The owner of the dispensary, Charlie Lynch, often gave the marijuana to Owen without charging his parents. But the local Sheriff (who doesn't like the fact that medical marijuana is legal in his town and the state of California) called the DEA. They raided the dispensary and arrested Lynch. He's now under house arrest, attached to an extension cord for 2 hours a day, and is facing 100 years in prison.
Owen's parents knew the idea of giving medical marijuana to a 17-year-old strikes many people as scandalous. Local Sheriff Pat Hedges even asserts that allowing medical marijuana is "not in the best interest of a community that prides itself on providing a healthy, family environment."Barack Obama has stated he will not use federal officers to raid dispensaries if he is elected. Will he reverse his stand before the election? Visit Predictify to vote.
But the Becks weren't concerned about what other people thought; they were focused on helping their son. So with a written doctor recommendation in hand, they purchased medical marijuana for their teenage son. The new medication eased Owen's pain and nausea like nothing else had, and the Becks grew fond of Charlie Lynch, who would sometimes refuse payment because, says Steve Beck, "He was just a compassionate kind of a guy."

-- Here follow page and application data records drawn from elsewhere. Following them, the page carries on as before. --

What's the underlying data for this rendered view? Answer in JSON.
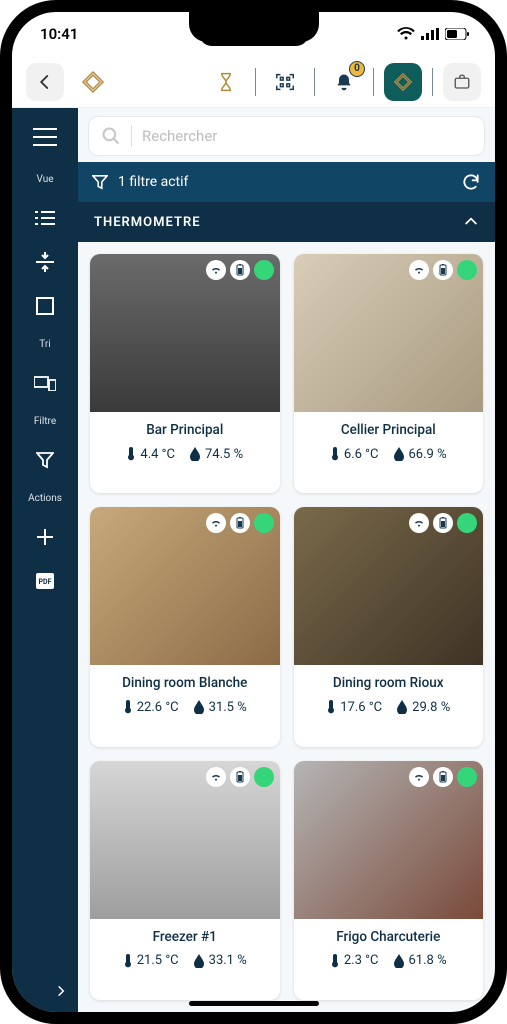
{
  "status": {
    "time": "10:41",
    "notif_count": "0"
  },
  "search": {
    "placeholder": "Rechercher"
  },
  "filterbar": {
    "label": "1 filtre actif"
  },
  "section": {
    "title": "THERMOMETRE"
  },
  "sidebar": {
    "items": [
      {
        "label": "Vue"
      },
      {
        "label": ""
      },
      {
        "label": ""
      },
      {
        "label": ""
      },
      {
        "label": "Tri"
      },
      {
        "label": ""
      },
      {
        "label": "Filtre"
      },
      {
        "label": ""
      },
      {
        "label": "Actions"
      },
      {
        "label": ""
      },
      {
        "label": ""
      }
    ]
  },
  "cards": [
    {
      "name": "Bar Principal",
      "temp": "4.4 °C",
      "humidity": "74.5 %"
    },
    {
      "name": "Cellier Principal",
      "temp": "6.6 °C",
      "humidity": "66.9 %"
    },
    {
      "name": "Dining room Blanche",
      "temp": "22.6 °C",
      "humidity": "31.5 %"
    },
    {
      "name": "Dining room Rioux",
      "temp": "17.6 °C",
      "humidity": "29.8 %"
    },
    {
      "name": "Freezer #1",
      "temp": "21.5 °C",
      "humidity": "33.1 %"
    },
    {
      "name": "Frigo Charcuterie",
      "temp": "2.3 °C",
      "humidity": "61.8 %"
    }
  ]
}
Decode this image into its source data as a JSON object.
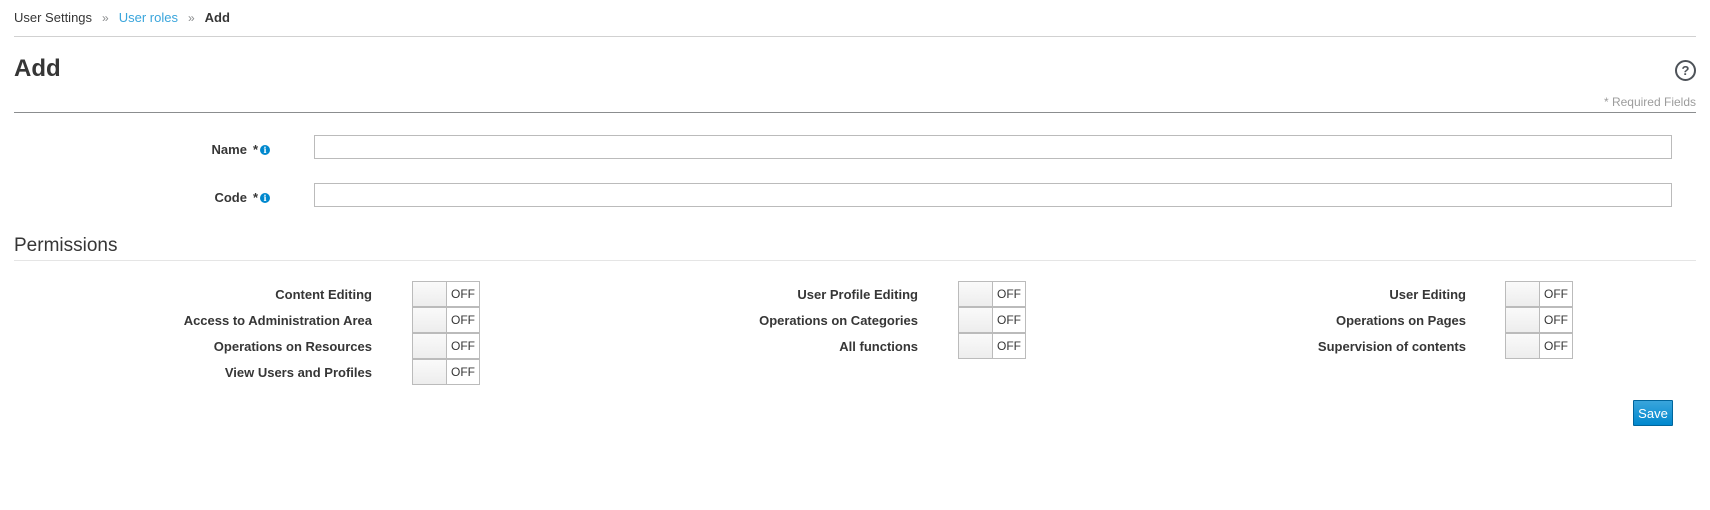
{
  "breadcrumb": {
    "items": [
      "User Settings",
      "User roles",
      "Add"
    ],
    "separator": "»"
  },
  "page": {
    "title": "Add",
    "required_note": "* Required Fields"
  },
  "form": {
    "name": {
      "label": "Name",
      "required": "*",
      "value": ""
    },
    "code": {
      "label": "Code",
      "required": "*",
      "value": ""
    }
  },
  "permissions": {
    "title": "Permissions",
    "items": [
      {
        "label": "Content Editing",
        "state": "OFF"
      },
      {
        "label": "User Profile Editing",
        "state": "OFF"
      },
      {
        "label": "User Editing",
        "state": "OFF"
      },
      {
        "label": "Access to Administration Area",
        "state": "OFF"
      },
      {
        "label": "Operations on Categories",
        "state": "OFF"
      },
      {
        "label": "Operations on Pages",
        "state": "OFF"
      },
      {
        "label": "Operations on Resources",
        "state": "OFF"
      },
      {
        "label": "All functions",
        "state": "OFF"
      },
      {
        "label": "Supervision of contents",
        "state": "OFF"
      },
      {
        "label": "View Users and Profiles",
        "state": "OFF"
      }
    ]
  },
  "actions": {
    "save_label": "Save"
  },
  "icons": {
    "help": "help-circle-icon",
    "info": "info-icon"
  },
  "colors": {
    "link": "#39a5dc",
    "primary": "#0088ce",
    "info": "#0088ce"
  }
}
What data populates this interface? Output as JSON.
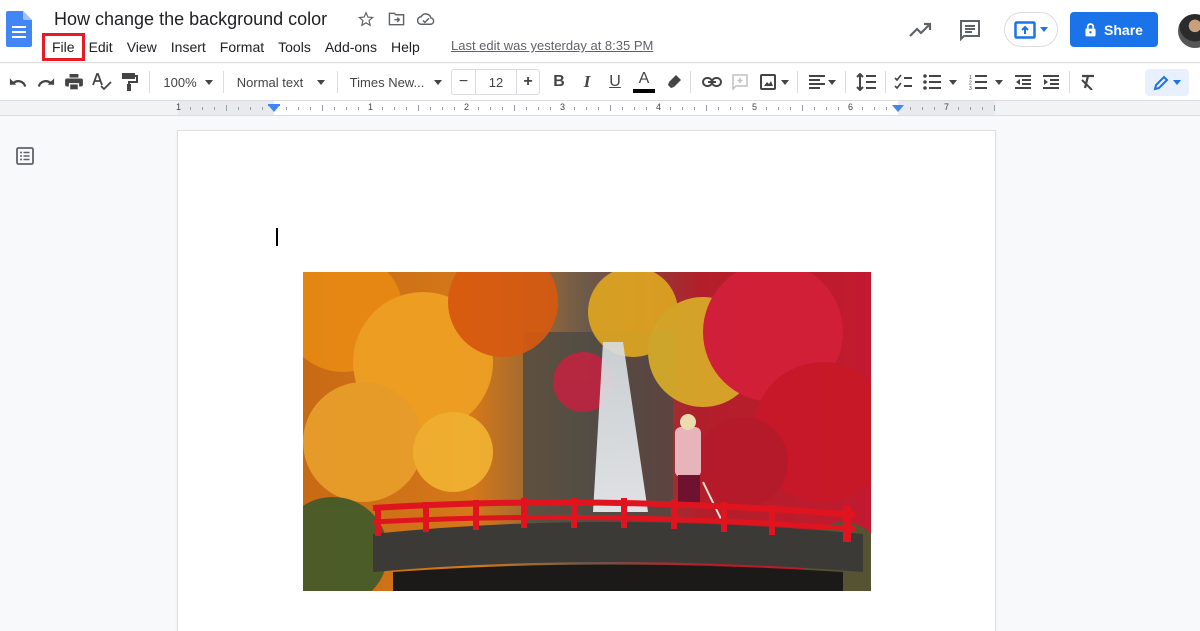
{
  "app": {
    "name": "Google Docs",
    "document_title": "How change the background color",
    "last_edit": "Last edit was yesterday at 8:35 PM"
  },
  "menu": {
    "items": [
      {
        "label": "File",
        "highlighted": true
      },
      {
        "label": "Edit"
      },
      {
        "label": "View"
      },
      {
        "label": "Insert"
      },
      {
        "label": "Format"
      },
      {
        "label": "Tools"
      },
      {
        "label": "Add-ons"
      },
      {
        "label": "Help"
      }
    ]
  },
  "header_actions": {
    "share_label": "Share",
    "share_color": "#1a73e8",
    "highlight_color": "#e51c23"
  },
  "toolbar": {
    "zoom": "100%",
    "style": "Normal text",
    "font": "Times New...",
    "font_size": "12",
    "decrease": "−",
    "increase": "+",
    "bold": "B",
    "italic": "I",
    "underline": "U",
    "text_color_glyph": "A"
  },
  "ruler": {
    "labels": [
      "1",
      "1",
      "2",
      "3",
      "4",
      "5",
      "6",
      "7"
    ]
  },
  "document": {
    "image_description": "Autumn waterfall with red bridge and figure"
  }
}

But one day, Owen's life took another abrupt turn. Federal agents and local sheriff deputies raided Charlie Lynch's dispensary, and seized nearly everything inside, including Owen's medicine. "He had a prescription from a doctor at Stanford, and they took his stuff!" says Debbie Beck. Federal agents cuffed Lynch, and put him behind bars. Even though state and local laws allow for it, medical marijuana is still illegal under federal law. And because he had clients like Owen who were under age 21, Charlie Lynch faces heightened penalties. In California the average first-degree murder serves 20 years behind bars; Charlie Lynch could face a sentence as long as 100 years in prison.
The trial of Charlie Lynch begins this July.
Raiding California: Medical Marijuana and Minors (Reason TV)
Mark Frauenfelder is the founder of Boing Boing and the editor-in-chief of MAKE and Cool Tools. Twitter: @frauenfelder. Come and hear Mark speak at the ALA conference in Chicago on July 1.